Task details: What is needed is a faithful copy of all the records.

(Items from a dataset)
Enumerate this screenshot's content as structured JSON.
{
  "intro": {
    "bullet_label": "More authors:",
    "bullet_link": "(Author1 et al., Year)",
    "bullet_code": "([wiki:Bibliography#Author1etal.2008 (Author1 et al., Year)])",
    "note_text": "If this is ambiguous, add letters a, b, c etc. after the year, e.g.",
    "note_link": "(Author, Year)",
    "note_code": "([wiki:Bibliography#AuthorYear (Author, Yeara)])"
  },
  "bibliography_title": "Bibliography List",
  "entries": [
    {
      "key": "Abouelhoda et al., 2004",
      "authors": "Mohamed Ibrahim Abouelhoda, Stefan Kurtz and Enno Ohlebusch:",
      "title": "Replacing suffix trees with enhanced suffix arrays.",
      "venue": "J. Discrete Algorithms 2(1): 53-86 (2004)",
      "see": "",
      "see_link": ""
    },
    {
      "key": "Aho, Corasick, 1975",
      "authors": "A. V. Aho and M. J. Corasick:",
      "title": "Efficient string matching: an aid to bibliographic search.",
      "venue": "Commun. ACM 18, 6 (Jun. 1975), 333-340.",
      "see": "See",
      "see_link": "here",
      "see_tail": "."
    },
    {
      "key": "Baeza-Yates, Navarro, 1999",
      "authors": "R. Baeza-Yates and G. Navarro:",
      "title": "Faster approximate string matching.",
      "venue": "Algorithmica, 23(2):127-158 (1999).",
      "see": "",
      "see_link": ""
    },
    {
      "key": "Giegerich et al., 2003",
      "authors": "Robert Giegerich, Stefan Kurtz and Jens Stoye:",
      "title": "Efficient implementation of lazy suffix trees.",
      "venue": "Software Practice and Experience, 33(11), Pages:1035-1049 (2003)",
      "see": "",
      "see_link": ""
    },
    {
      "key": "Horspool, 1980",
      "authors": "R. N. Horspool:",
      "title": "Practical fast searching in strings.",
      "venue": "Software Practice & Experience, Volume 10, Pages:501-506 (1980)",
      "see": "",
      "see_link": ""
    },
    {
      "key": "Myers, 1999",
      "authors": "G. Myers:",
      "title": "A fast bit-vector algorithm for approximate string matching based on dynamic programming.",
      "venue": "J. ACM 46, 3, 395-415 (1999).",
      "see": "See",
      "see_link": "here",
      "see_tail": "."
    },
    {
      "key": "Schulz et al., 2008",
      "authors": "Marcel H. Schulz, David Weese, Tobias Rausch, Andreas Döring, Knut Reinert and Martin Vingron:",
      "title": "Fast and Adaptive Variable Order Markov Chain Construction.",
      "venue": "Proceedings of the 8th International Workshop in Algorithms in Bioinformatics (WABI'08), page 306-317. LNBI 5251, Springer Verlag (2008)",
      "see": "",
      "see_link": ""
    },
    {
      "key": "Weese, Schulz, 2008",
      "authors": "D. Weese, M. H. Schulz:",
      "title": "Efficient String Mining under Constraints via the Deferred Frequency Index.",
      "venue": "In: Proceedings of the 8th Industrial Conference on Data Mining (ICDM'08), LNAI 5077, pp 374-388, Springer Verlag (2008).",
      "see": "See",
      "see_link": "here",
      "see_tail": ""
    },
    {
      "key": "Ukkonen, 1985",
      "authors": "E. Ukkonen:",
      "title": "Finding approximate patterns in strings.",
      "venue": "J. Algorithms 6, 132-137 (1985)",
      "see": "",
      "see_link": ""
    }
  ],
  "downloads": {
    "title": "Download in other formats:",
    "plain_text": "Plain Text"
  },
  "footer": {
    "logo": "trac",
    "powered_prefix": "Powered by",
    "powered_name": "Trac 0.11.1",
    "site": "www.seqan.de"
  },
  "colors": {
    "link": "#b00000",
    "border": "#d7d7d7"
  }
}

Exercise output:
Enumerate this screenshot's content as structured JSON.
{
  "intro": {
    "bullet_label": "More authors:",
    "bullet_link": "(Author1 et al., Year)",
    "bullet_code": "([wiki:Bibliography#Author1etal.2008 (Author1 et al., Year)])",
    "note_text": "If this is ambiguous, add letters a, b, c etc. after the year, e.g.",
    "note_link": "(Author, Year)",
    "note_code": "([wiki:Bibliography#AuthorYear (Author, Yeara)])"
  },
  "bibliography_title": "Bibliography List",
  "entries": [
    {
      "key": "Abouelhoda et al., 2004",
      "authors": "Mohamed Ibrahim Abouelhoda, Stefan Kurtz and Enno Ohlebusch:",
      "title": "Replacing suffix trees with enhanced suffix arrays.",
      "venue": "J. Discrete Algorithms 2(1): 53-86 (2004)",
      "see": "",
      "see_link": ""
    },
    {
      "key": "Aho, Corasick, 1975",
      "authors": "A. V. Aho and M. J. Corasick:",
      "title": "Efficient string matching: an aid to bibliographic search.",
      "venue": "Commun. ACM 18, 6 (Jun. 1975), 333-340.",
      "see": "See",
      "see_link": "here",
      "see_tail": "."
    },
    {
      "key": "Baeza-Yates, Navarro, 1999",
      "authors": "R. Baeza-Yates and G. Navarro:",
      "title": "Faster approximate string matching.",
      "venue": "Algorithmica, 23(2):127-158 (1999).",
      "see": "",
      "see_link": ""
    },
    {
      "key": "Giegerich et al., 2003",
      "authors": "Robert Giegerich, Stefan Kurtz and Jens Stoye:",
      "title": "Efficient implementation of lazy suffix trees.",
      "venue": "Software Practice and Experience, 33(11), Pages:1035-1049 (2003)",
      "see": "",
      "see_link": ""
    },
    {
      "key": "Horspool, 1980",
      "authors": "R. N. Horspool:",
      "title": "Practical fast searching in strings.",
      "venue": "Software Practice & Experience, Volume 10, Pages:501-506 (1980)",
      "see": "",
      "see_link": ""
    },
    {
      "key": "Myers, 1999",
      "authors": "G. Myers:",
      "title": "A fast bit-vector algorithm for approximate string matching based on dynamic programming.",
      "venue": "J. ACM 46, 3, 395-415 (1999).",
      "see": "See",
      "see_link": "here",
      "see_tail": "."
    },
    {
      "key": "Schulz et al., 2008",
      "authors": "Marcel H. Schulz, David Weese, Tobias Rausch, Andreas Döring, Knut Reinert and Martin Vingron:",
      "title": "Fast and Adaptive Variable Order Markov Chain Construction.",
      "venue": "Proceedings of the 8th International Workshop in Algorithms in Bioinformatics (WABI'08), page 306-317. LNBI 5251, Springer Verlag (2008)",
      "see": "",
      "see_link": ""
    },
    {
      "key": "Weese, Schulz, 2008",
      "authors": "D. Weese, M. H. Schulz:",
      "title": "Efficient String Mining under Constraints via the Deferred Frequency Index.",
      "venue": "In: Proceedings of the 8th Industrial Conference on Data Mining (ICDM'08), LNAI 5077, pp 374-388, Springer Verlag (2008).",
      "see": "See",
      "see_link": "here",
      "see_tail": ""
    },
    {
      "key": "Ukkonen, 1985",
      "authors": "E. Ukkonen:",
      "title": "Finding approximate patterns in strings.",
      "venue": "J. Algorithms 6, 132-137 (1985)",
      "see": "",
      "see_link": ""
    }
  ],
  "downloads": {
    "title": "Download in other formats:",
    "plain_text": "Plain Text"
  },
  "footer": {
    "logo": "trac",
    "powered_prefix": "Powered by",
    "powered_name": "Trac 0.11.1",
    "site": "www.seqan.de"
  },
  "colors": {
    "link": "#b00000",
    "border": "#d7d7d7"
  }
}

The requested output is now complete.